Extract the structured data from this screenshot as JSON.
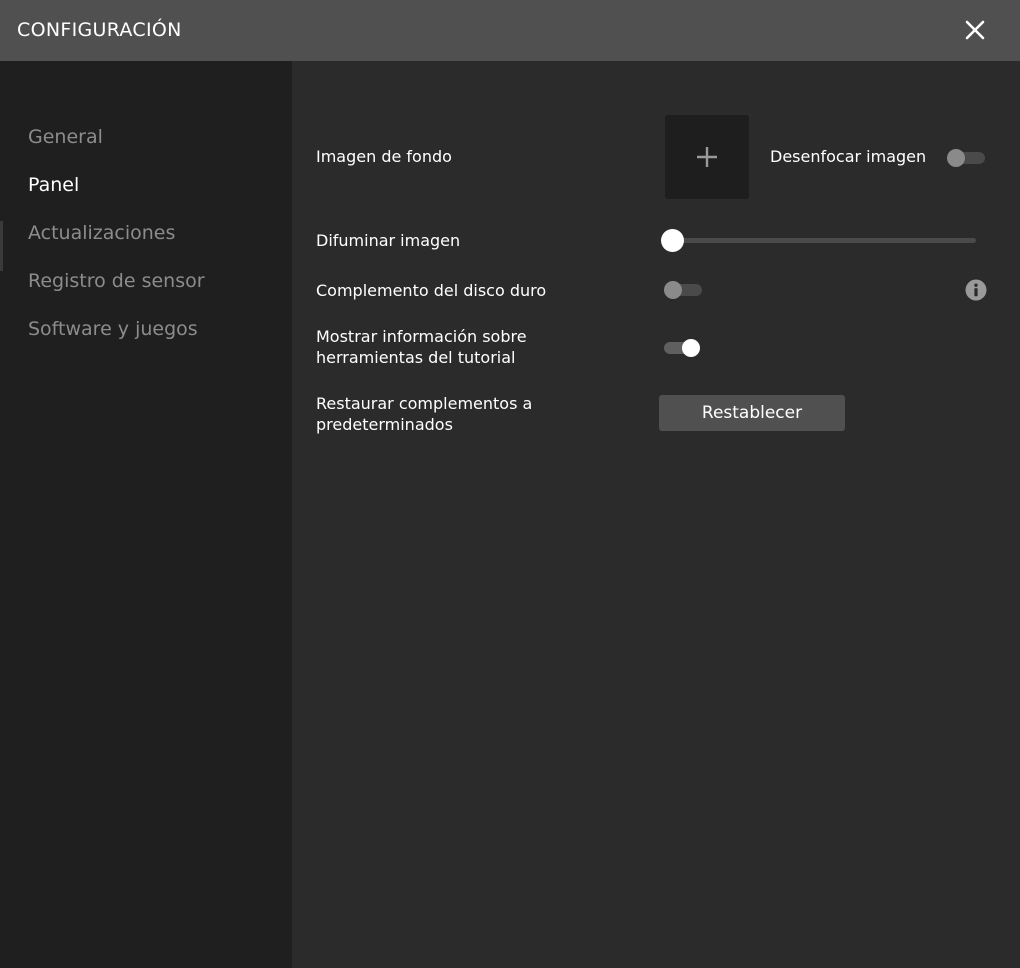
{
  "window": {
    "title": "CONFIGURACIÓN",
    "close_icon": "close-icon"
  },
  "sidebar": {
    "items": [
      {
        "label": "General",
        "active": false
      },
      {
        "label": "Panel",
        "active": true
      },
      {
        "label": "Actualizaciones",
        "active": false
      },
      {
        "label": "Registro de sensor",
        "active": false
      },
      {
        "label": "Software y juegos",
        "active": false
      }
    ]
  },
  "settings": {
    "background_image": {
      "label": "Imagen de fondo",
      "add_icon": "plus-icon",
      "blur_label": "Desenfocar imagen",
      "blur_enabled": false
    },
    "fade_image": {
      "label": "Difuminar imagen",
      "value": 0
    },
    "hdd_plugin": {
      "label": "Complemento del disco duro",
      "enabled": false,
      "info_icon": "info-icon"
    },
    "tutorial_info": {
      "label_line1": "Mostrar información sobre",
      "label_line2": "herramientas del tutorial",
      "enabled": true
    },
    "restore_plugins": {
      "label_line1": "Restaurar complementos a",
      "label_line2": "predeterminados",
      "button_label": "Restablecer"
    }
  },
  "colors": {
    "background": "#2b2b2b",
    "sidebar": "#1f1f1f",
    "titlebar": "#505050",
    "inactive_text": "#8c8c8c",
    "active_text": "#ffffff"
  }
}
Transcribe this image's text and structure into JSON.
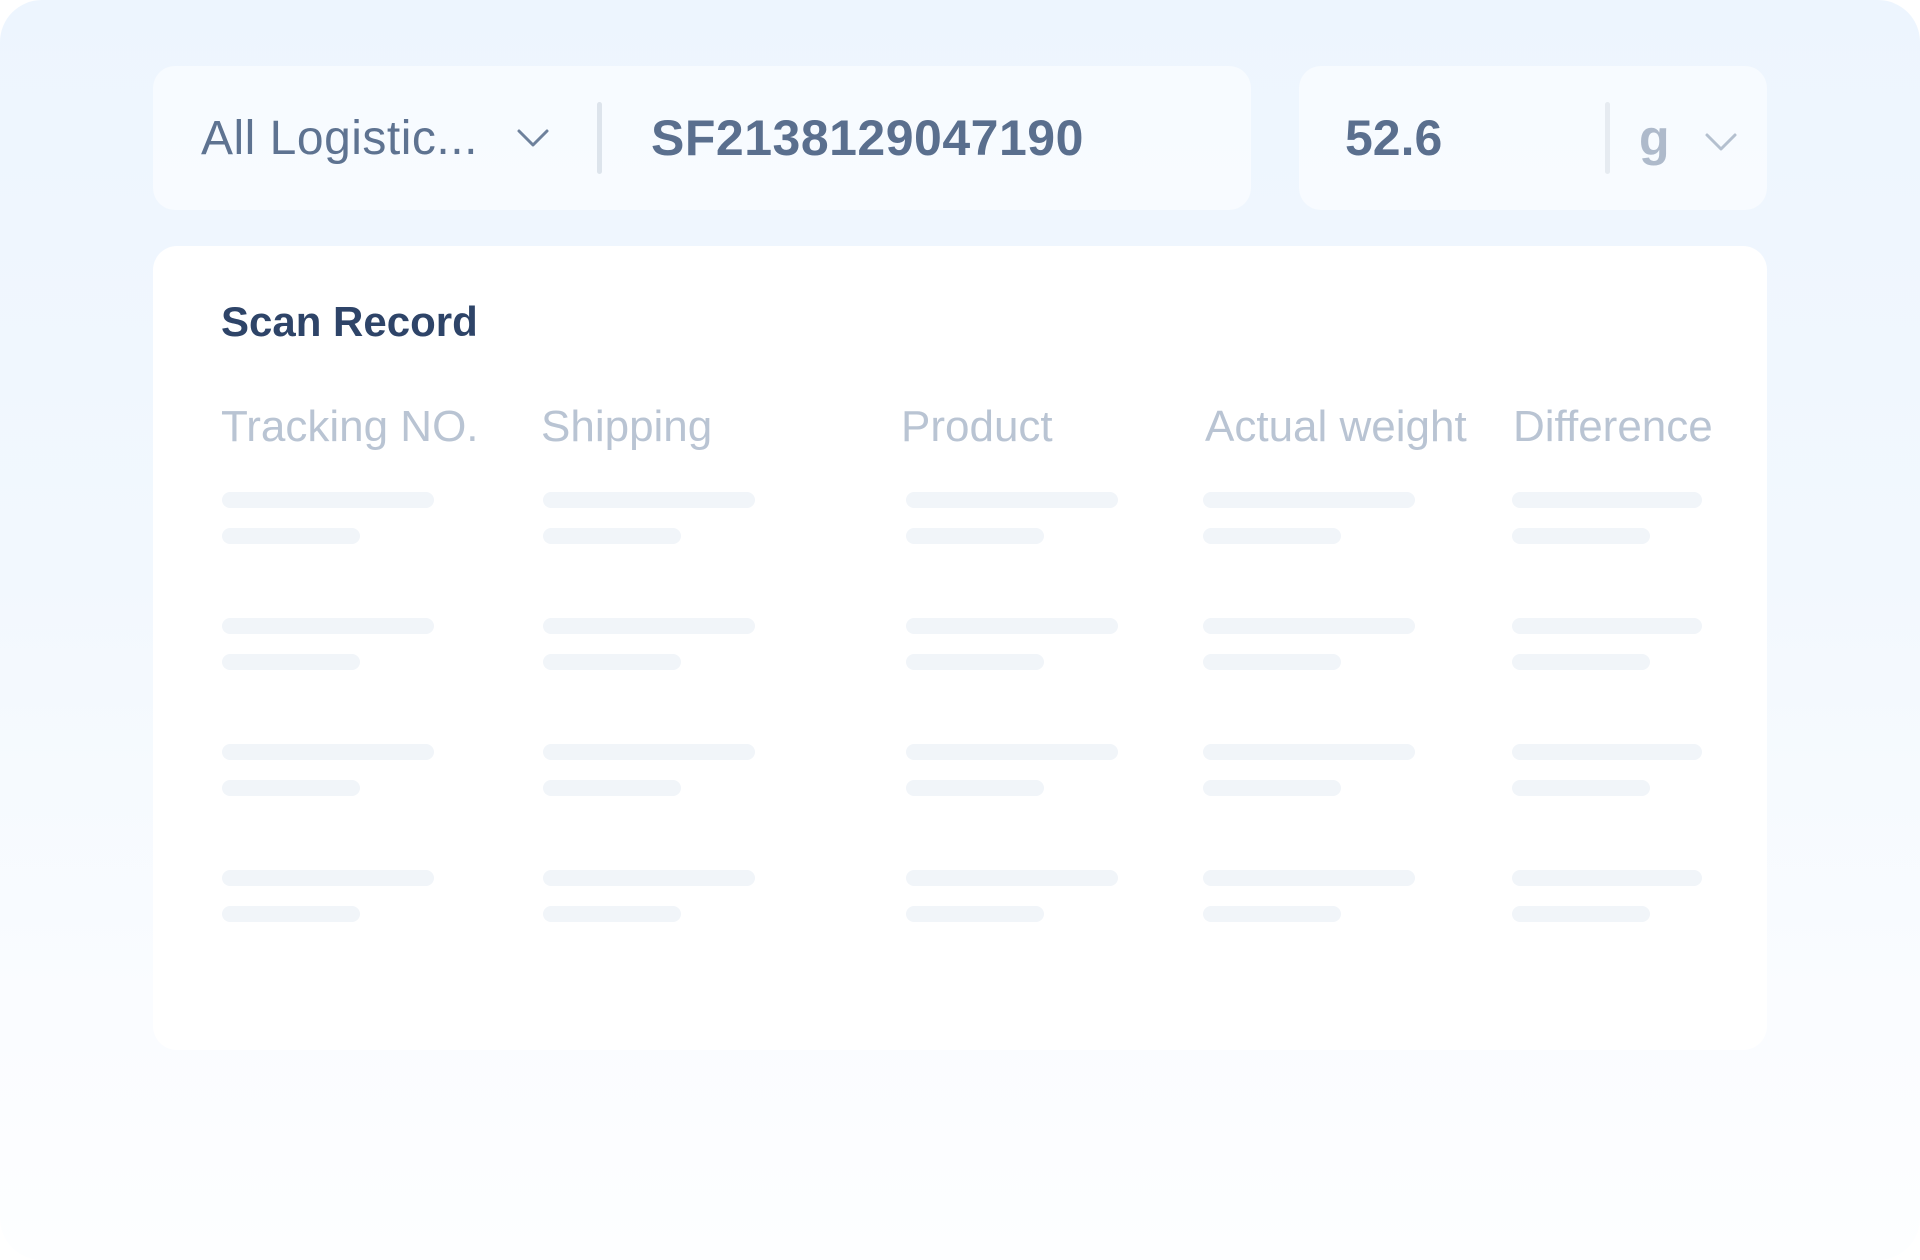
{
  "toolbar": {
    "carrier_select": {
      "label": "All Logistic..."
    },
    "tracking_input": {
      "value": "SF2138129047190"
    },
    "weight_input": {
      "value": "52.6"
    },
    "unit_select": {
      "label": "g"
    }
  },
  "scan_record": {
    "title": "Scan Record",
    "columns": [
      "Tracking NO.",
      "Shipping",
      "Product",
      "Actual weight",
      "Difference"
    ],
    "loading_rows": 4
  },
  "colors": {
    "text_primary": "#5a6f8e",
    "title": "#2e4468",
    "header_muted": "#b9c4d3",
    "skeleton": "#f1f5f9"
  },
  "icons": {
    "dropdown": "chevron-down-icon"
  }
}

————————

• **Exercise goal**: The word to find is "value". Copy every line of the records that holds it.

• **Solution**:
      "value": 0
      "value": "SF2138129047190"
      "value": "52.6"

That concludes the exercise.